Where in the data below does the word "team" appear? Copy every line that has it.

Data under study
▶
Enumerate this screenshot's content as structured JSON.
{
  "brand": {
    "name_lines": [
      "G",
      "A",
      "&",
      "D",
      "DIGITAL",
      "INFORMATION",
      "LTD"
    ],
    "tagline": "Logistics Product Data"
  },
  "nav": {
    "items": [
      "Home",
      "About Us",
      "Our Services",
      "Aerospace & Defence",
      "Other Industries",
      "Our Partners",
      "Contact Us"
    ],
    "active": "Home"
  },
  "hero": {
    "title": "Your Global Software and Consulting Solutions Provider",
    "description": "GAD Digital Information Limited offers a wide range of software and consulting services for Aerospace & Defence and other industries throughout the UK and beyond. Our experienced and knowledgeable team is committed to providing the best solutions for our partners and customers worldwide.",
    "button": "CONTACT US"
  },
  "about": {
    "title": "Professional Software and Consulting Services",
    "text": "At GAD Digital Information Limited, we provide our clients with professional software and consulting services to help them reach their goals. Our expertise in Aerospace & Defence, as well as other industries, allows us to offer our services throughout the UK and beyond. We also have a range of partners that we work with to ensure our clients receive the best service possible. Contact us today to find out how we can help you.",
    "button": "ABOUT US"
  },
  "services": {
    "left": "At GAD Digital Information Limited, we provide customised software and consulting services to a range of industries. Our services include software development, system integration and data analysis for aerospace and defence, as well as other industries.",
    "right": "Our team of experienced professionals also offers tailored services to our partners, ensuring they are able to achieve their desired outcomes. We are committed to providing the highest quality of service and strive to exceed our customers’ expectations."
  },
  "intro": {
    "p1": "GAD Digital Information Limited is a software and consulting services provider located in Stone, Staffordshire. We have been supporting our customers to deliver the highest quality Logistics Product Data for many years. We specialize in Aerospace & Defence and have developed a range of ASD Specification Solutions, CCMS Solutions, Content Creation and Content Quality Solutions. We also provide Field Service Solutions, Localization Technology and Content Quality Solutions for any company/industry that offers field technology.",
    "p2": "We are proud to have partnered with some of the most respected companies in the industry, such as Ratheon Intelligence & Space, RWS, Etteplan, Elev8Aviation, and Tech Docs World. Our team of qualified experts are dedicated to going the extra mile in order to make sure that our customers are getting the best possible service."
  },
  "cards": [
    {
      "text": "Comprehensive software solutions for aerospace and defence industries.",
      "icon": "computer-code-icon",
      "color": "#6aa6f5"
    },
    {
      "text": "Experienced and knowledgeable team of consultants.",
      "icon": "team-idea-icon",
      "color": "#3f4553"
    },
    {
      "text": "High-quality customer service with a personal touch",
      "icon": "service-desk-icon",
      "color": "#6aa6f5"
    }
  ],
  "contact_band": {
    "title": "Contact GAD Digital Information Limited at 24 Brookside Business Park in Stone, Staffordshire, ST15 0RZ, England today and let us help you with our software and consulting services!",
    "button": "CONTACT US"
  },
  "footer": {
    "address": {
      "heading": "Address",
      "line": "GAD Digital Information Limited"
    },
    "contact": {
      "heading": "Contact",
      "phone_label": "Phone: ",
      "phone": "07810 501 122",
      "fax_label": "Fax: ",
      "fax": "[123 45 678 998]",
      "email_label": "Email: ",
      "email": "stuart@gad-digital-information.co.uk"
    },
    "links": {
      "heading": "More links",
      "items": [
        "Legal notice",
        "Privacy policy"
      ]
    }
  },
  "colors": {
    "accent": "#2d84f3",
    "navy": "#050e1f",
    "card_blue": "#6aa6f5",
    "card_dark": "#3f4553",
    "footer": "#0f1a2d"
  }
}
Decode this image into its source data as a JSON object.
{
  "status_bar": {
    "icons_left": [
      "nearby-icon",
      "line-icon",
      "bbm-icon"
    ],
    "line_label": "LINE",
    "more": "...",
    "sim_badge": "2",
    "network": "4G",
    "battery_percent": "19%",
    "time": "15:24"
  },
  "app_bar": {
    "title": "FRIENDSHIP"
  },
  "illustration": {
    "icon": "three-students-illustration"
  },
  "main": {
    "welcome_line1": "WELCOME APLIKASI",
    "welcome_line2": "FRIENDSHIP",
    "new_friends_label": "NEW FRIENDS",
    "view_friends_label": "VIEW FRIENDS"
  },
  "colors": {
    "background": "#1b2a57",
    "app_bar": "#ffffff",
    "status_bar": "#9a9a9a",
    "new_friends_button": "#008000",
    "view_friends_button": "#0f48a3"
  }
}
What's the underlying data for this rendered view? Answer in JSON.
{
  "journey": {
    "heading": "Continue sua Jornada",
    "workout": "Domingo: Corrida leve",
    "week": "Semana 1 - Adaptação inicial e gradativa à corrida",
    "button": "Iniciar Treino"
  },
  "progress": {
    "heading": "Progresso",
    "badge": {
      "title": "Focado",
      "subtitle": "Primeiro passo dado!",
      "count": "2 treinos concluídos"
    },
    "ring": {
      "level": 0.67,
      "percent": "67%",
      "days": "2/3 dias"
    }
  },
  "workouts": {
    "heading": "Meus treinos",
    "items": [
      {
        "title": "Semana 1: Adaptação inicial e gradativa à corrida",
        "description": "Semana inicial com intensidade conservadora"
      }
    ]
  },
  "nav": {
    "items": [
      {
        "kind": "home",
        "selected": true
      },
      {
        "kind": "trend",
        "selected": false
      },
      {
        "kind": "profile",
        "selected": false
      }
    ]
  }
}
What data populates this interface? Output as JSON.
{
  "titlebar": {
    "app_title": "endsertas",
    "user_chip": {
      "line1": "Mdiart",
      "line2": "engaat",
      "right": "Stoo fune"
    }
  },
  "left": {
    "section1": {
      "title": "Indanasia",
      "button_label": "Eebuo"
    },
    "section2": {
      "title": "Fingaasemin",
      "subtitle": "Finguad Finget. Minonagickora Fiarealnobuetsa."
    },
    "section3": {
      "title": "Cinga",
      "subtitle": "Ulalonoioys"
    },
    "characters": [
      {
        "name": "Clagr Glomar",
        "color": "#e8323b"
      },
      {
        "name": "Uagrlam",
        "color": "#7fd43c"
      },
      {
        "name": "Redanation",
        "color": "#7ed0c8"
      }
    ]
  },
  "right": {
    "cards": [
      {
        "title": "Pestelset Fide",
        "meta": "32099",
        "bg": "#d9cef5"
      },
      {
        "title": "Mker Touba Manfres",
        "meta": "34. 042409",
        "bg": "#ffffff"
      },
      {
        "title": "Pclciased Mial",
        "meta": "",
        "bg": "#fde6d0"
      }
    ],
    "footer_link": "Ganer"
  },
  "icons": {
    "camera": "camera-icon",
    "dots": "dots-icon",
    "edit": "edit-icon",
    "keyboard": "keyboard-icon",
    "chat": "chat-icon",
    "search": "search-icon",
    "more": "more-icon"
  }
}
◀
Answer section
    "description": "GAD Digital Information Limited offers a wide range of software and consulting services for Aerospace & Defence and other industries throughout the UK and beyond. Our experienced and knowledgeable team is committed to providing the best solutions for our partners and customers worldwide.",
    "right": "Our team of experienced professionals also offers tailored services to our partners, ensuring they are able to achieve their desired outcomes. We are committed to providing the highest quality of service and strive to exceed our customers’ expectations."
    "p2": "We are proud to have partnered with some of the most respected companies in the industry, such as Ratheon Intelligence & Space, RWS, Etteplan, Elev8Aviation, and Tech Docs World. Our team of qualified experts are dedicated to going the extra mile in order to make sure that our customers are getting the best possible service."
      "text": "Experienced and knowledgeable team of consultants.",
      "icon": "team-idea-icon",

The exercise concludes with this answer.